SCIENCE: The FREEFLUID supported research led to multiple research results that can be broadly encompassed into three main research themes: (i) fluidics of complex fluids, (ii) light-generated and affected complex fluids for flow generation, (iii) complex topological and hierarchical structures in nematic colloids. Below we present selected results that reflect the scientific core of FREEFLUID.
(i) Laser driven channelfree micropumping: We explored the generation of flow, as generated by external stimuli, including external electric fields and optical fields. The broken symmetry of the nematic field emerges as the central necessary condition to achieve net directional flows. In optical fields, the time-variable intensity and polarization structure are shown to drive complex flow patterns, and the off-central incidence of the beams is founds as possible route for generating net material flow.
(ii) Tuneable fnd shapable flows: We demonstrate the flow of a nematic liquid crystal in microfluidic channels with a rectangular cross section through experiments and numerical modeling. The flow profile and the liquid crystal orientational profile show three distinct regimes of weak, medium, and strong flow as the driving pressure is varied. These are identified by comparing polarizing optical microscopy experiments and numerical solutions of the nematofluidic equations of motion. The relative stability of the regimes is related to the de Gennes characteristic shear-flow lengths e1 and e2, together with the channelʼs aspect ratio. Also, we show that the liquid crystalline microfluidic flow can be fully steered from left to right of a simple micro-channel by applying transverse temperature gradients.
(iii) Dynamic modelling of light-controlled topological charge: By using full dynamic modelling we contribute to the demonstration of full control over the creation, manipulation and analysis of topological charges that are pinned to a microfibre in a nematic liquid crystal. Oppositely charged pairs are created through the Kibble–Zurek mechanism by applying a laser-induced local temperature quench in the presence of symmetry-breaking boundaries.

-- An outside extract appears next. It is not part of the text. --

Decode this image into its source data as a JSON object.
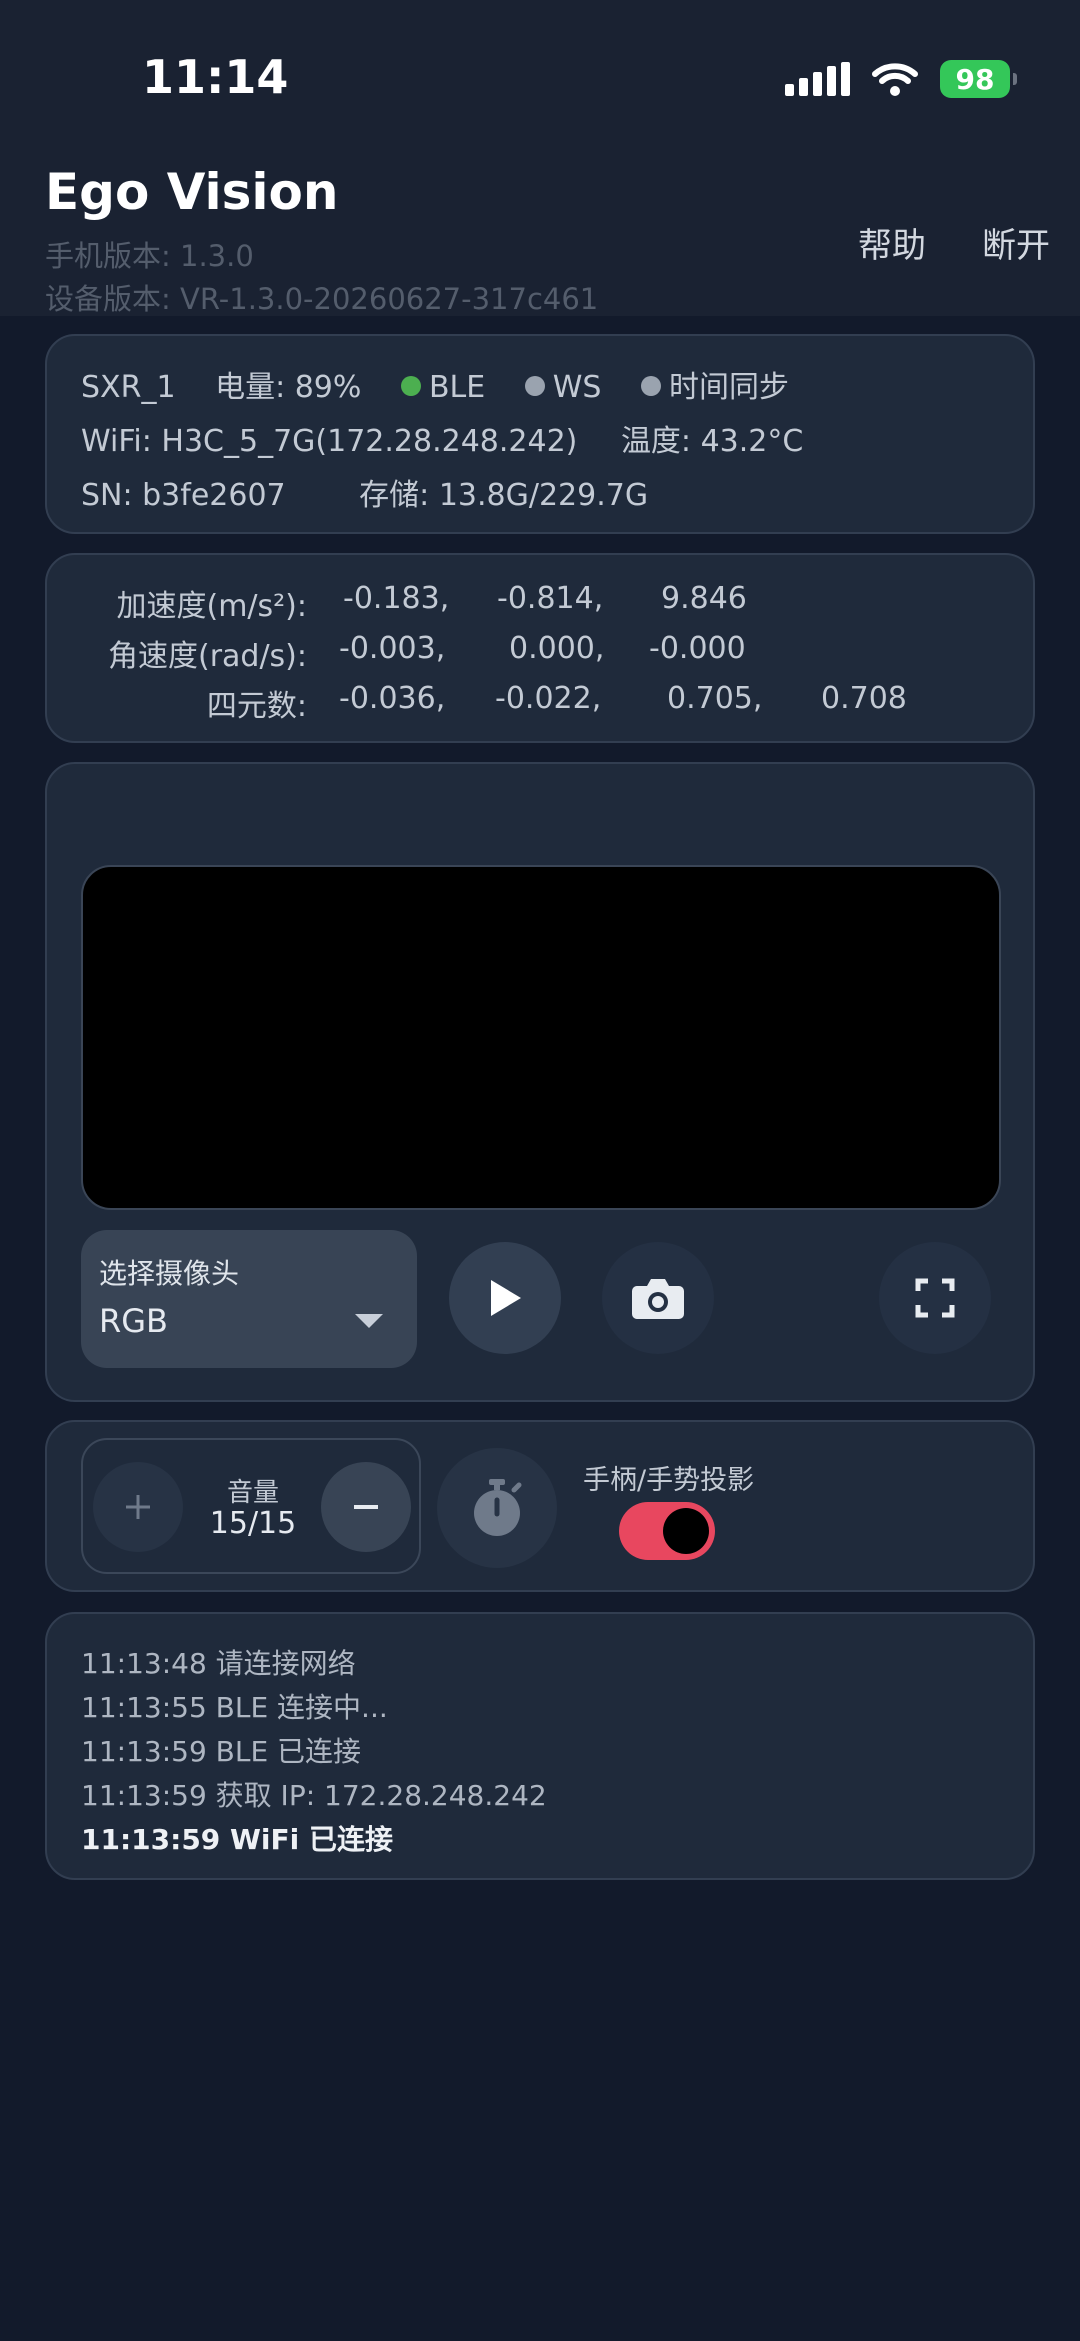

(iv)Topological structures in nematic colloidal fluids: Self-assembly and organization of various structures was demonstrated in systems of nematic liquid crystal colloids where the internal orientational order of the nematic fluid –especially the topological defects- was shown to play the central role. We have shown stablisation of 3D nematic colloidal crystals, Penrose tilings, templated blue phases and particle-field knots.

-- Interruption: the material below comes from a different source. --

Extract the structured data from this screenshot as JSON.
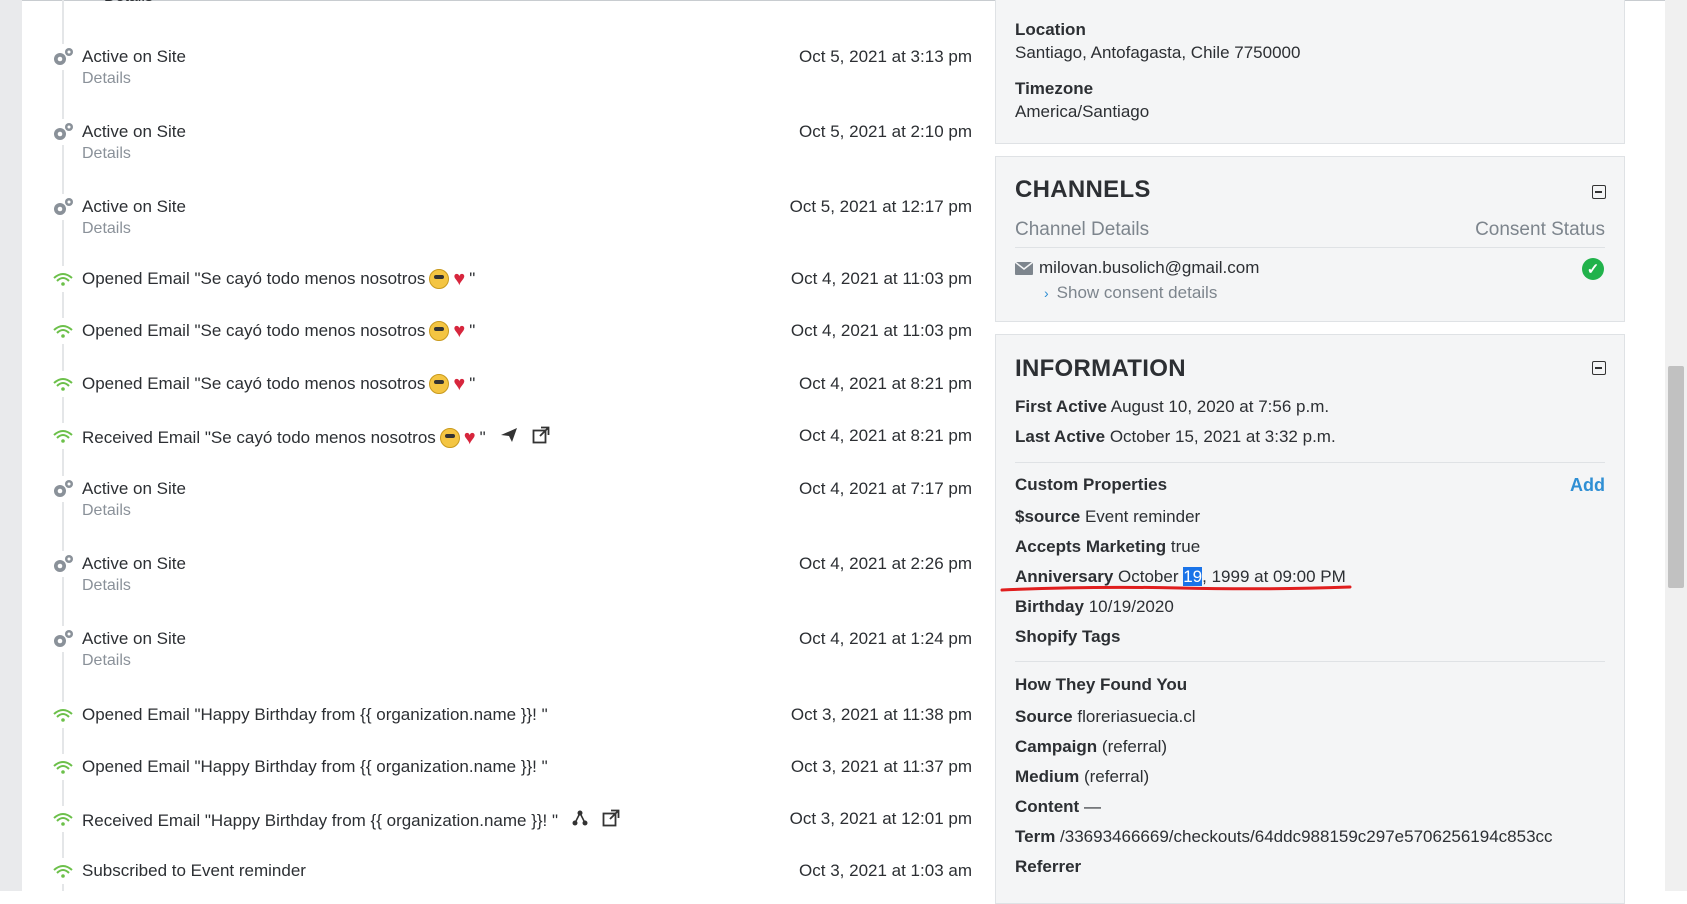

The work covered and acknowledged with FREEFLUID was published in 16 scientific papers, including 1x Nature Materials, 1x Nature Physics, 2x PNAS, 1x Nature Communications and 1x PRL, and was presented at >30 invited talks by the researcher (for complete list of results and bibliography please see

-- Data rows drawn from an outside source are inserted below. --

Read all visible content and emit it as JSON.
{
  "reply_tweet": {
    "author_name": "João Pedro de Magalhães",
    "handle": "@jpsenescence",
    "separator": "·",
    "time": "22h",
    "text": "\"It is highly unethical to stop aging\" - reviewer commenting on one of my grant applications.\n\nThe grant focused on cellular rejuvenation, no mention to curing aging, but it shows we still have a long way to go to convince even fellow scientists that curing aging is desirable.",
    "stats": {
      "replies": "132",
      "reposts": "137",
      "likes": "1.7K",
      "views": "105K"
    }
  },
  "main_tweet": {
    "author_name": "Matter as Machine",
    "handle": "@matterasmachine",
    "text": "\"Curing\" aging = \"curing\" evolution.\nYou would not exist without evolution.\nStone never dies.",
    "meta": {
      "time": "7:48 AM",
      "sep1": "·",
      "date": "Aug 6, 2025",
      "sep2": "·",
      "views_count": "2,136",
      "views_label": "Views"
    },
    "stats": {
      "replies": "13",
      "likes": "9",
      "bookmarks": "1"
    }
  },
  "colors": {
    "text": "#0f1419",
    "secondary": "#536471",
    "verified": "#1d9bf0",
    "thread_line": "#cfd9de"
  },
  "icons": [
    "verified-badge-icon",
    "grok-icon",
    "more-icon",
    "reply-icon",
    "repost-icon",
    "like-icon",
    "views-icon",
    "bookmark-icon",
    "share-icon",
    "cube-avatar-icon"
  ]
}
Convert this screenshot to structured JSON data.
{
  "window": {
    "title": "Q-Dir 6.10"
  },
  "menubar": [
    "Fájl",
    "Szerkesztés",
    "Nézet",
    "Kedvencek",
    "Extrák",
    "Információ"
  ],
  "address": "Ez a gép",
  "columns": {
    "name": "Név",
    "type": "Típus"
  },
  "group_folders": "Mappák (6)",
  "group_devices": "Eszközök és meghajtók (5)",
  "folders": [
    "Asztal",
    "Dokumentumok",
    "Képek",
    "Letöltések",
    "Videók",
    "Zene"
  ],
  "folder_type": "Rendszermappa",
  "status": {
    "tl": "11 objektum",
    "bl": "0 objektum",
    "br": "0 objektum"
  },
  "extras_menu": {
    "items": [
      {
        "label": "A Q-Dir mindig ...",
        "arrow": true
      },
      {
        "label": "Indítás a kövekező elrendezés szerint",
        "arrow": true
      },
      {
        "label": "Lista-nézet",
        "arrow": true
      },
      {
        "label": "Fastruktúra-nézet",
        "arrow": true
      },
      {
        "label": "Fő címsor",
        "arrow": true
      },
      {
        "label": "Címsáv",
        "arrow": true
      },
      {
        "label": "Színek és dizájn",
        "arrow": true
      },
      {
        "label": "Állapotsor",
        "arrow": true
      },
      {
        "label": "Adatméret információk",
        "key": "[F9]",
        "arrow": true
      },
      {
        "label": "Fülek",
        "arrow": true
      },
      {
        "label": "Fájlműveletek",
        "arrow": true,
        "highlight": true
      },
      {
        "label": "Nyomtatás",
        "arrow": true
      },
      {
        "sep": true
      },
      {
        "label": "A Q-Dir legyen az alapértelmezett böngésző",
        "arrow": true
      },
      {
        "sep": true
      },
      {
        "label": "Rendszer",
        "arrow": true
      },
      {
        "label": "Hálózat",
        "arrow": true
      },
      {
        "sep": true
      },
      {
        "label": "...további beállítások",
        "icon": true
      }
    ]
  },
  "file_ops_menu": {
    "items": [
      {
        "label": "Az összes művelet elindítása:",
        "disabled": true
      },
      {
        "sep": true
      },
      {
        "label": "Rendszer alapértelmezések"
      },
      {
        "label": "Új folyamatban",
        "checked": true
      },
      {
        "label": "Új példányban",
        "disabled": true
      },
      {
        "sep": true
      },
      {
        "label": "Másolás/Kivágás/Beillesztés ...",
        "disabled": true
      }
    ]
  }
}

CAREER & INTEGRATION: The research was constantly complemented by successful integration activities of the researcher, who was in 2013 habilitated as (effectively, tenure-track) Assistant Professor at the Faculty of Mathematics and Physics at the University of Ljubljana. From October 2015, he has now a tenured permanent lecturer position. In October 2015, he was also awarded an additional affiliation with Jozef Stefan Institute (largest research institute in Slovenia). The researcher is now engaged in various teaching and managing activities, all clear evidences of integration. Furthermore, the researcher is now serving as advisor and group leader for several own PhD and undergraduate students; as of May 2016, 4 PhD students and 5 MSc students work under his supervision.

SOCIO-ECONOMIC IMPACT & OUTREACH: The general work on complex fluids encompassed within FREEFLUID supported the establishment of contacts of the researcher with the company Lek d.d. member of Sandoz. Various research project activities are now foregoing on theory and modelling of biopharmaceuticals aggregation. FREEFLUID was also regularly involved into various outreach activities, including presentations to high-school students, broadly available essay (seminar) works and mentoring topics of FREEFLUID to multiple MSc students (>20).